Where I feel that this book falls short are in the training plans included at the end of the racing and marathon chapters. Looking at this book's intended audience, I wasn't expecting Goucher to include her own schedule in this book. However, I would have liked to see her draw upon her own experience a little more, because I can't imagine that even when running lower mileage in high school, she ever did anything even remotely resembling the plans laid out in her book. Each plan involves running three days per week (which is reasonable enough for beginners), but then has a speedworkout that doesn't quite look like it fits in, and the marathon plan has a long run that is kind of on the ridiculous side. Every speedworkout in the 5K and 10K plan is repeat 400s, and every speedworkout in the half-marathon and marathon plan is repeat 800s, with no direction as to pacing and no real variation in workouts. Additionally, while it's impossible to follow the 20% rule that she mentioned earlier in the book when only running three days per week, the marathon plan includes a long run of 20 in a week of 33 miles (61% of the total volume for the week)! It's probably not in Goucher's best interest to actually discourage people who don't have time to run more than three times per week from running a marathon, but based on what she had said earlier in the book, I have to wonder what she was truly thinking when she was writing those plans. I would have preferred to see her either follow the principles she has learned through her own training and write a "dummied down" schedule based on that (a la Pfitz, who I'm sure didn't train with the schedules he laid out in his books, yet he still applied his knowledge the best he could), or to see her include a sample from her own log and allow her readers to learn from that (a la Sage Canaday, who included teammate Drew Polley's log in his book).
|Author Kara Goucher in her marathon debut at the 2007 Great North Run|

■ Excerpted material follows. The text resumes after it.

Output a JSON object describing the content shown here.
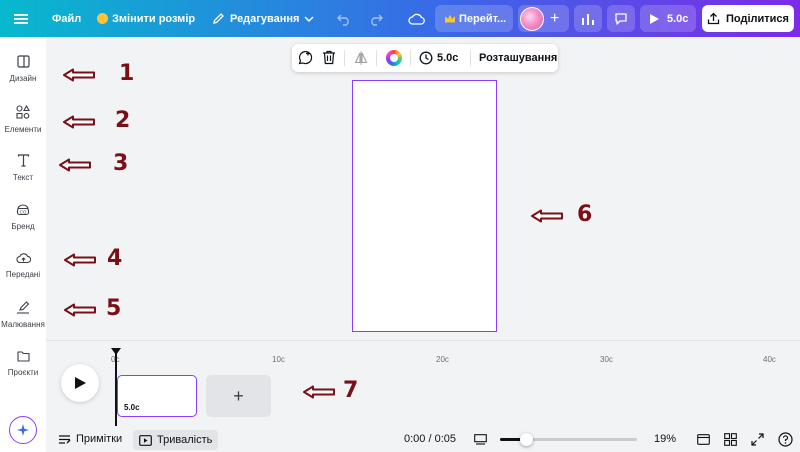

Kara Goucher's Running for Women is perfect for the beginning runner, female or male. It's accessible, it's unintimidating, it's easy to read, it doesn't delve into details that will overwhelm the beginner, and it offers some good advice. It will have less to offer for the advanced runner and for the student of the sport, though both may find the narratives that open each chapter interesting and entertaining. I do believe that Goucher missed the mark with her training plans, and more information about the "why" behind the advice would have been nice, and as the runner gets more experienced, she may be happier with one of the other books that I've written about here. However, it's a great book for the beginner, as well as for the diehard Kara Goucher fan who's heard all the tips but is dying to read her personal stories. It also doesn't hurt that Goucher's name is attached to it, given that she is recognized as one of America's top runners and because she has become a role model for countless female runners (and probably some male runners too). Just don't go into it expecting Daniels or Noakes, and you'll be fine.
Kara Goucher's Running for Women: From First Steps to Marathons retails for $16.99, and can be found on Amazon.
Full disclosure: Nothing to disclose. I borrowed this book from the library and have no affiliation with Kara Goucher, the Nike Oregon Project, or Nike.